I knew I would thrive on coaching – but this much?
I now have a roster of BBC coaching clients in Cardiff, Edinburgh, Salford and London.
I’m developing my niche.   Identifying strengths.  Focussing forward, on what success means for each client and how to get there.   Looking at the whole life experience – body and mind – and embracing “mid-life” as a fresh chance to thrive.
It’s immensely rewarding to keep learning. I’ve just survived my first essay crisis for MAPPCP – that’s the Masters in Applied Positive Psychology and Coaching Psychology at the University of East London.
And this week I discovered how much I enjoy teaching.
Together with fellow BBC coach and marketing whizz Isabella Kornas, I ran my first workshop at the BBC  – an Introduction to Coaching Skills – for 35 members of our Global Women in News network (GWiN). Participants came to the two hour event from as far afield as Salford, Coventry and Norwich.
I talk live on TV for a living, to audiences in the hundreds of thousands, but I still got that “gulp!” moment of looking at this room full of expectant faces and thinking “I hope this works!”
It did.  Everybody brought energy;  the buzz and buy-in was apparent from the very first Q & A.  Two hours later, after Active Listening, Powerful Questions, and Challenging Assumptions, we finished by fielding a host of questions about what it takes to coach, how to develop… and when are we going to do this next?
I’m thrilled to say I’ve already been asked to do more to help deliver coaching training at the BBC.
So this year, my coaching plans are:
Learn more!
Practise more!
And reach out.
Thank you for reading.
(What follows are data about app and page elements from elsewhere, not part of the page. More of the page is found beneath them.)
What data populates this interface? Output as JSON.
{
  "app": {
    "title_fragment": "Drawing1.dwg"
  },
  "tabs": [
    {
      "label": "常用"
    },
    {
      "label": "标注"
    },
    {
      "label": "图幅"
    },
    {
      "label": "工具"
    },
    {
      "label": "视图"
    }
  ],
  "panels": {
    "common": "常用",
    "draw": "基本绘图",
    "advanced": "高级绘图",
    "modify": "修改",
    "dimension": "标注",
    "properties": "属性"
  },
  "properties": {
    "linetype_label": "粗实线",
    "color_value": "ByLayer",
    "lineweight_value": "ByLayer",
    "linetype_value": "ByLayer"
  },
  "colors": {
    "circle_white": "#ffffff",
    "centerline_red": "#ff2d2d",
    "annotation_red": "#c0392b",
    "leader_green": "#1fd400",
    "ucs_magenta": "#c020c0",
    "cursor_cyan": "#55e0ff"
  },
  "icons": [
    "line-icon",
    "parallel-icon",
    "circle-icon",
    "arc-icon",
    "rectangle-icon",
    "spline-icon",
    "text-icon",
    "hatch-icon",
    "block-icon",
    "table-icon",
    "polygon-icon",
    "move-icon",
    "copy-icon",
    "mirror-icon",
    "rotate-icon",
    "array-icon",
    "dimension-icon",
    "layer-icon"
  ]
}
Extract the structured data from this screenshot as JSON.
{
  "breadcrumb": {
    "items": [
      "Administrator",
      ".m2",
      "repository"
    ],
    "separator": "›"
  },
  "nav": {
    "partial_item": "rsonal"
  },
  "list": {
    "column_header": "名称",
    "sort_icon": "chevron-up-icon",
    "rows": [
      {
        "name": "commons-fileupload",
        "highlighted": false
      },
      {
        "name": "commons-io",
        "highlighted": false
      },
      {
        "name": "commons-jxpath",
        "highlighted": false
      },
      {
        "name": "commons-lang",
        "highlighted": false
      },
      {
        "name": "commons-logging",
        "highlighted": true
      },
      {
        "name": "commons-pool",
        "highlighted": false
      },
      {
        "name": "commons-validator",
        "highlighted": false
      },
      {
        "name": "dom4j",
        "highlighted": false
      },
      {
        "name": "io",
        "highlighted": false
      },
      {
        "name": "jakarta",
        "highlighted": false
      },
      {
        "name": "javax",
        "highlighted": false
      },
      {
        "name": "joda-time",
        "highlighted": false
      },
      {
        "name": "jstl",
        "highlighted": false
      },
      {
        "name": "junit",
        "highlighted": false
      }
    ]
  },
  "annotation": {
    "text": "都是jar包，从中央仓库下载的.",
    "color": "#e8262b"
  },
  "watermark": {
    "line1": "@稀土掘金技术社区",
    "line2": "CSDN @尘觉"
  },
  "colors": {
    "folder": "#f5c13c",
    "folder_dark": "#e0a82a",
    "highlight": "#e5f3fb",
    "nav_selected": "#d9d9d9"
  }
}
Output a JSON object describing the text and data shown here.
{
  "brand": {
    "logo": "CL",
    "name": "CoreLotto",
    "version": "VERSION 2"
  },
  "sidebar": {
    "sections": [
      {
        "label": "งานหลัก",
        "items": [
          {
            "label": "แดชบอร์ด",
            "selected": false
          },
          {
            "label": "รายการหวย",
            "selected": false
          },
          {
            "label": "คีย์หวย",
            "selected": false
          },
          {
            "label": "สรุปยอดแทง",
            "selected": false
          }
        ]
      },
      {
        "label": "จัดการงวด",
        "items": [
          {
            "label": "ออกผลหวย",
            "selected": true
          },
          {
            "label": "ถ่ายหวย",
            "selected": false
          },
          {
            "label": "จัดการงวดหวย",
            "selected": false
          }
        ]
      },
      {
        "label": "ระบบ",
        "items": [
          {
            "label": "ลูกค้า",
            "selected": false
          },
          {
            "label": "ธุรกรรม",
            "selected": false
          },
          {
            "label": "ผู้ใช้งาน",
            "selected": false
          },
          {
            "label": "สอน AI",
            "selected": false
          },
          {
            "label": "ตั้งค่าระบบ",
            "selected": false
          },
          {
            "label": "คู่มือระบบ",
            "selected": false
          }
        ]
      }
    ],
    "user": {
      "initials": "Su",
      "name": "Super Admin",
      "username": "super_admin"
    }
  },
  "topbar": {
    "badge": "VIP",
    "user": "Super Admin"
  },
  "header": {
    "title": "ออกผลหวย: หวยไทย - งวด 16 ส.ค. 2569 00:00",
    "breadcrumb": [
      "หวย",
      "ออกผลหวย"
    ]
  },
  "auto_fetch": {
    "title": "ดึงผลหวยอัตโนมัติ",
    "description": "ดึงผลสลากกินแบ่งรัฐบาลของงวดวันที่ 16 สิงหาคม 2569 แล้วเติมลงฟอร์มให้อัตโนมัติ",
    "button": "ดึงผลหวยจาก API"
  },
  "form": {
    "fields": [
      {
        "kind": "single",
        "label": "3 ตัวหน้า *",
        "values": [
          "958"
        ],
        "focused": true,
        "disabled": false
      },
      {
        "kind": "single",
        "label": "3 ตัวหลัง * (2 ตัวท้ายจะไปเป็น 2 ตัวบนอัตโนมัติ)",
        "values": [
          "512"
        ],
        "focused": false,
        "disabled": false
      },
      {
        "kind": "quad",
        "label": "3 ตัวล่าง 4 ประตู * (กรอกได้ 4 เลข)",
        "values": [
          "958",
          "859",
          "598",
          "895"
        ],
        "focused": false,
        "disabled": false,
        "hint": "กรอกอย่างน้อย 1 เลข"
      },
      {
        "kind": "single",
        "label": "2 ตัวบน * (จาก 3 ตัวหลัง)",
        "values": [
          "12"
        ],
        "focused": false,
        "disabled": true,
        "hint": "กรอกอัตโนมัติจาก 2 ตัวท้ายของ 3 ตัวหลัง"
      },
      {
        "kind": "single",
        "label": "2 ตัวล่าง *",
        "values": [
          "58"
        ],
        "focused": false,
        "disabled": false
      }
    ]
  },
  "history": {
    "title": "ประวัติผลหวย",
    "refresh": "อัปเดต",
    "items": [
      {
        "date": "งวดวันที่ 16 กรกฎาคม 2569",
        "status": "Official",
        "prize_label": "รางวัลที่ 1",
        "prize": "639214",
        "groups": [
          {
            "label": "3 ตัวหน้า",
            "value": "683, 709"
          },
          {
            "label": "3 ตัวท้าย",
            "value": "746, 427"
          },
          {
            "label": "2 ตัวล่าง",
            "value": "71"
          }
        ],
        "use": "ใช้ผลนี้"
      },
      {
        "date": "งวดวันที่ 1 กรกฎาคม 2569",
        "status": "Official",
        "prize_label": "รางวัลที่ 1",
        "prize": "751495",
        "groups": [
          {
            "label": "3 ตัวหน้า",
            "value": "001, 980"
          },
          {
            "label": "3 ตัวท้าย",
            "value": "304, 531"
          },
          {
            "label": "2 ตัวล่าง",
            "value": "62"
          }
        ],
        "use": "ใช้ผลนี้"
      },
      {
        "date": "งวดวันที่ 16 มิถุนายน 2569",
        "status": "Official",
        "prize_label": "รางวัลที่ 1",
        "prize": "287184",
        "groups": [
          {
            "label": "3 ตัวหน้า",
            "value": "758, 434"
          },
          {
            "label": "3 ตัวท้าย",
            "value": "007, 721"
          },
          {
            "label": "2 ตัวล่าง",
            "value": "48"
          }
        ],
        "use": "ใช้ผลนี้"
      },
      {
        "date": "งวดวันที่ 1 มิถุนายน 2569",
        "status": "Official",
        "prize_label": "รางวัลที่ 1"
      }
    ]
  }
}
Why Jo Cox was the best kind of politician.

I will remember Jo on her boat with a baby and a smile.

We’d been introduced by a mutual friend who used to work in the White House. When I headed back to London after four years living in the States, he said “there’s this fantastic woman you just have to meet”. And so in October 2011 we did – on her lovely vintage houseboat on the Thames. We talked about babies and boats and travelling the world, about being working parents, and about what professional women could do to help others coming up behind them – as she did.

I first reported on politics for the BBC in Westminster back in 1990, and have spoken to dozens and dozens of politicians since in the UK, the US and beyond. I’m always fascinated with what drives them.

With Jo, this was very clear. She was in politics not for what she could be, but for what she could do. She was smart, strategic, lovable – yes, she could have been a cabinet minister or a party leader. But she really was driven to make the world a better place. And to make us behave more decently.

She was passionate but positive. Something else to hold onto in an age of politicians “full of sound and fury”.

“Let’s have a cuppa sometime” she tweeted me last month. Oh if only